▸ EXERCISE DIRECTIONS
Within these entries, which lines include the string "JSON"? Copy each one.

═══

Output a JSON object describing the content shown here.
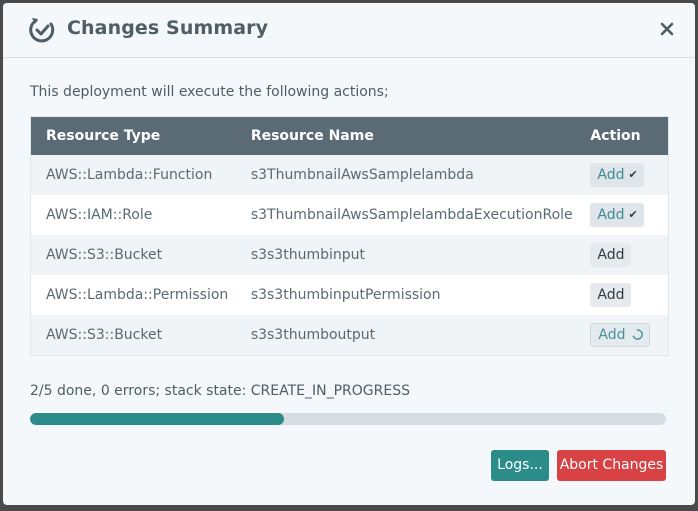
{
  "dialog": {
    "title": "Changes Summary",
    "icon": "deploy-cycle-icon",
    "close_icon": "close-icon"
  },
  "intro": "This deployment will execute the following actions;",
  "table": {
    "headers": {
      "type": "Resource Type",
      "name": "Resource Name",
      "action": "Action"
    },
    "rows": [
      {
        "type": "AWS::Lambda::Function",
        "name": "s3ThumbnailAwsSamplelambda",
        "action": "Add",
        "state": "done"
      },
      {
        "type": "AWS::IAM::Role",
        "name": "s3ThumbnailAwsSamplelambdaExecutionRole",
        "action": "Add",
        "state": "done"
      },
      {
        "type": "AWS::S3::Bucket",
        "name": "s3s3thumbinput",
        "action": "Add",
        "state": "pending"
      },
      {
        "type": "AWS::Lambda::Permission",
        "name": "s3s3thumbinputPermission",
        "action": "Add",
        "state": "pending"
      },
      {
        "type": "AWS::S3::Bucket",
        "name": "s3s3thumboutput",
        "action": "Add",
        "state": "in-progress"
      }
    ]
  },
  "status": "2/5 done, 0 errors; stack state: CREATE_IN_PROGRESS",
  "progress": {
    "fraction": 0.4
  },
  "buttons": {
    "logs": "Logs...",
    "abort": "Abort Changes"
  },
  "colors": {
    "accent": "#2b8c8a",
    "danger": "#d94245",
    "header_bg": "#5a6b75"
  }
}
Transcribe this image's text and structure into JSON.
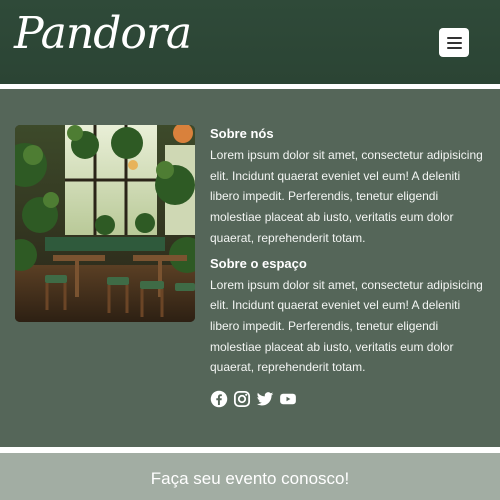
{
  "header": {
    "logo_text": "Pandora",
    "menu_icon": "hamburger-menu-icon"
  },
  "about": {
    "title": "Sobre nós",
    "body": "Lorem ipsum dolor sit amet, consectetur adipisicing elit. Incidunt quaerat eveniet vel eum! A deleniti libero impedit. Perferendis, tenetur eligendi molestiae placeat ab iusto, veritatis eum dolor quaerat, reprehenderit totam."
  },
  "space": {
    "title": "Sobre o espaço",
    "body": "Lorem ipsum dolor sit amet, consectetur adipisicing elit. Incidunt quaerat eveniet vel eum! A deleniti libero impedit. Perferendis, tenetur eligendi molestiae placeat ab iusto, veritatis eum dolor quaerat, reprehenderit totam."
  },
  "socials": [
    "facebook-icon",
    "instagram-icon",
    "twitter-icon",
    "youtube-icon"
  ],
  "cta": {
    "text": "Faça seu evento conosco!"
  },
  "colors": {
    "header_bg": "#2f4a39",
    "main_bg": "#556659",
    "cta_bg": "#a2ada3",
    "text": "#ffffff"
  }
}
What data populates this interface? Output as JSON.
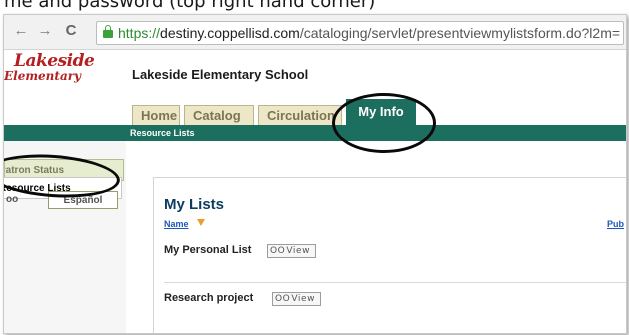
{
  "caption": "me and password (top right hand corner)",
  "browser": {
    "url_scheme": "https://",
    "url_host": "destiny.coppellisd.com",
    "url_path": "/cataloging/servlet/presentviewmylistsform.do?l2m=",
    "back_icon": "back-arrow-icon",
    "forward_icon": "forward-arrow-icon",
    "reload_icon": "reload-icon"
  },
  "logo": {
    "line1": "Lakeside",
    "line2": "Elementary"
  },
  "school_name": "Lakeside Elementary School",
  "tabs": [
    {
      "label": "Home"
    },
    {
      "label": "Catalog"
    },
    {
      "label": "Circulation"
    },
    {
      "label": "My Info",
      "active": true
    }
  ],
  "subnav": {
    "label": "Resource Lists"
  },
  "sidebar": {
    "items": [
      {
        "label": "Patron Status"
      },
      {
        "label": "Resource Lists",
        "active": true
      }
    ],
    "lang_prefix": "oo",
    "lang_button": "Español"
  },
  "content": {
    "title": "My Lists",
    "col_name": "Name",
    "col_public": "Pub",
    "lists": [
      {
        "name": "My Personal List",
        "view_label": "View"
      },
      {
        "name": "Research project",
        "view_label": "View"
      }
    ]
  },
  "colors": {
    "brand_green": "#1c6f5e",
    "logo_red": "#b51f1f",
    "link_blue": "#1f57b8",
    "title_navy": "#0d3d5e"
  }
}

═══

▸ WRITTEN SOLUTION
Output a JSON object describing the content shown here.
Transcribe this image's text and structure into JSON.
What data populates this interface? Output as JSON.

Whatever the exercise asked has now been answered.